The winter is a great time to start thinking about spring gardens. One of the gardens you might think about for improvement or development is around trees. There are things you can do around trees to help improve the overall look of your landscape, but be careful — some things may be harmful.
Exposed tree roots
Exposed tree roots are often a problem in landscapes. Some trees will pop their roots up and out of the ground, which makes it difficult to mow around and can be a trip hazard. Unfortunately, there is not a good fix for this problem. If you were to cut the root to remove it from above the ground, you would severely injure the tree and possibly kill it, depending on the size of the root. Adding more soil around the root to try to cover it up is also a bad idea. Adding more soil to the existing grade of a tree can suffocate the roots and kill the tree.
Raised beds around trees
One idea many people want to use around their trees is to add a raised bed around an existing tree. Adding the soil necessary to make a raised bed around a tree can kill the tree. If the tree is correctly planted into an established raised bed after the raise in soil grade is complete, that would be fine. However, adding this bed around an existing tree will severely damage the tree and could lead to tree death. Trees are slow to react to these things, so your tree may live just fine for five to 10 years, but then the damage will begin to show up as the canopy starts to thin or die.
Turf under trees
Another issue around trees that many people ask about would be thin turf growth or constantly bare soils under a tree. Turf is a sun plant and it will not grow well in shade. There are shade mixes in the market, but those are designed for light shade. Underneath a full grown, healthy tree is often too much shade for the turf to grow in.
A better option instead of thin turf for underneath the tree would be to just mulch the area. Mulch helps to keep the weeds down, retains moisture, keeps the roots cool, and keeps the lawn mower and weed trimmer back away from the tree trunk to reduce the incidence of damage from this machinery. Keep the mulch at a flat layer of 2-3 inches deep and don’t create a volcano of mulch around the tree. The mulch ring should be at least a 3-foot diameter around the tree, but it can be as wide as the dripline.
You can mimic Mother Nature and provide a nice growing environment for your tree by utilizing mulch and shade plants under the tree. You can plant shade plants into the area around your tree as long as you don’t add soil to put them in. In nature, trees grow great on their own with little input from humans. A big part of that is the growing conditions they are placed in. Trees in nature grow with leaf litter and smaller plants growing all around them.

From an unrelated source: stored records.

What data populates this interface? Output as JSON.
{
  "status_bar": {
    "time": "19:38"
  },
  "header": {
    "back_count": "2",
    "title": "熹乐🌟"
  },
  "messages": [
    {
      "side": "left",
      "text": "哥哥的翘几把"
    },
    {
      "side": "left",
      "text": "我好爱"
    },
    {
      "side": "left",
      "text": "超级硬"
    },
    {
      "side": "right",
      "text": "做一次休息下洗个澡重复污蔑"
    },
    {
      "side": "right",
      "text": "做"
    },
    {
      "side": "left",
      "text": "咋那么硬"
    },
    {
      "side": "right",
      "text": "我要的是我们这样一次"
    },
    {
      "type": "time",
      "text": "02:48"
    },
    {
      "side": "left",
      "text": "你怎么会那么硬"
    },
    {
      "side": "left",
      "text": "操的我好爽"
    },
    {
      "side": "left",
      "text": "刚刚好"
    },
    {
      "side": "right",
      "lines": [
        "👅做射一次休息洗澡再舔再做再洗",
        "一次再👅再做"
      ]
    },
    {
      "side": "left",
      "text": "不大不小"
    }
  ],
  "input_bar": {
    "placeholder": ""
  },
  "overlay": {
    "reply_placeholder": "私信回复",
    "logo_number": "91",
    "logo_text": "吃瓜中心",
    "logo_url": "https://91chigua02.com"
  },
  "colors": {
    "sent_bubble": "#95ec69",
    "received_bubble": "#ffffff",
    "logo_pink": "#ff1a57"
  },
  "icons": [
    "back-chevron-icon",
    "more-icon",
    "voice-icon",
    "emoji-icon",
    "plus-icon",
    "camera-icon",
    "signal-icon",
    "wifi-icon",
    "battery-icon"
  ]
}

The leaf litter acts as a mulch and the shade plants thrive in the shade of the large trees.
Nicole Stoner is the Gage County Horticulture Extension Educator. She can be contacted at (402) 223-1384, email@example.com, or by visiting the Gage County Extension website at www.gage.unl.edu. Like her Facebook page at www.facebook.com/NicoleStonerHorticulture, or follow her on Twitter @Nikki_Stoner.